According to MANWU Deputy Secretary General, Enwich Kazondu, Chinese contractors do not consider Namibians as a part of their projects when they win tenders.
Last week the Mineworkers Union took issue with the management of the Husab Mine and demanded the resignation or replacement of the Erongo Regional Governor, Cleophas Mutjavikua, on the possible reorganizing of their work force, which was interpreted as negotiations under the mediation of Mutjavikua to cut salaries and other benefits.
During the handing over of the petition in Windhoek, the workers again took aim at Chinese businesses and business practices. “Most of the work is dominated by Chinese. They come with Chinese labourers on site, leaving Namibians jobless. This is completely unfair,” Kazondu told Informante.
MUNWU President Angula Angula read the petition to Deputy Minister of finance Natangwe Ithete, Deputy minister of works James Sankwasa and Roads Authority CEO Conrad Lutombi.
“The bidding process for the HKIA dual carriage road and Walvis Bay railway project announced last week should be stopped. Such projects must be awarded to local contractors to support our own construction industry. Bidding processes must be redesigned in terms and conditions to accommodate Namibian contractors,” Angula said.
In their petition the workers are also demanding that Namibian companies be provided with all big capital projects to create more sustainable jobs. They further demand that the appointment of a workers’ representative on the Public Procurement Board.
“You have until 12 March to respond. Failure to positively respond to our demands will mean that you should face the same retrenchments that construction workers face come election time,” Angula added.
Asked to comment on the SPYL’s last minute withdrawal from the demonstration, Kazondu said that it does not affect the unions by any means and that the SPYL was not invited to join the mass march anyway.
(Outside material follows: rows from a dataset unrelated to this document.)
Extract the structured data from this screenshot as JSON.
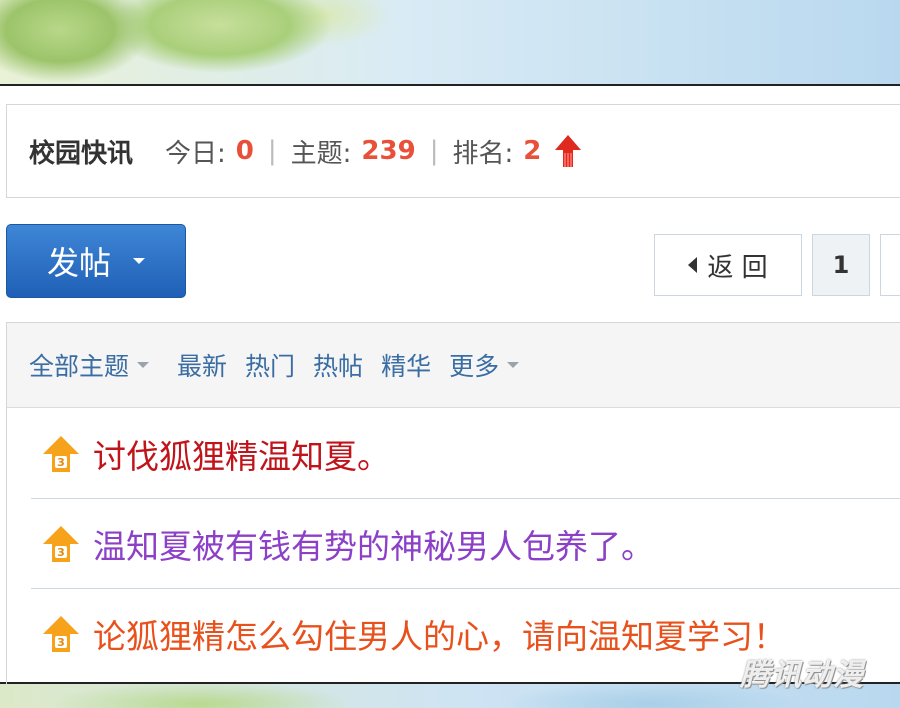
{
  "forum": {
    "name": "校园快讯",
    "today_label": "今日:",
    "today_value": "0",
    "topics_label": "主题:",
    "topics_value": "239",
    "rank_label": "排名:",
    "rank_value": "2",
    "separator": "|",
    "rank_trend_icon": "red-up-arrow-icon"
  },
  "toolbar": {
    "post_label": "发帖"
  },
  "pager": {
    "back_label": "返 回",
    "current_page": "1"
  },
  "filters": {
    "all": "全部主题",
    "items": [
      "最新",
      "热门",
      "热帖",
      "精华"
    ],
    "more": "更多"
  },
  "threads": [
    {
      "title": "讨伐狐狸精温知夏。",
      "color": "#c0141b",
      "icon": "thread-up-3-icon"
    },
    {
      "title": "温知夏被有钱有势的神秘男人包养了。",
      "color": "#8c3fc7",
      "icon": "thread-up-3-icon"
    },
    {
      "title": "论狐狸精怎么勾住男人的心，请向温知夏学习！",
      "color": "#e8511c",
      "icon": "thread-up-3-icon"
    }
  ],
  "watermark": "腾讯动漫",
  "colors": {
    "accent_blue": "#1f60b6",
    "stat_red": "#e8503a",
    "link_blue": "#3a6da3",
    "icon_orange": "#f6a21a"
  }
}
“We never invited them. This is a workers’ issue and the SPYL perhaps joined for their own selfish reasons. They imposed themselves on us to begin with. If they were a factor then we would not have continued but we’re here now, thanks to NCCI and the Construction Workers Federation, Kazondu said.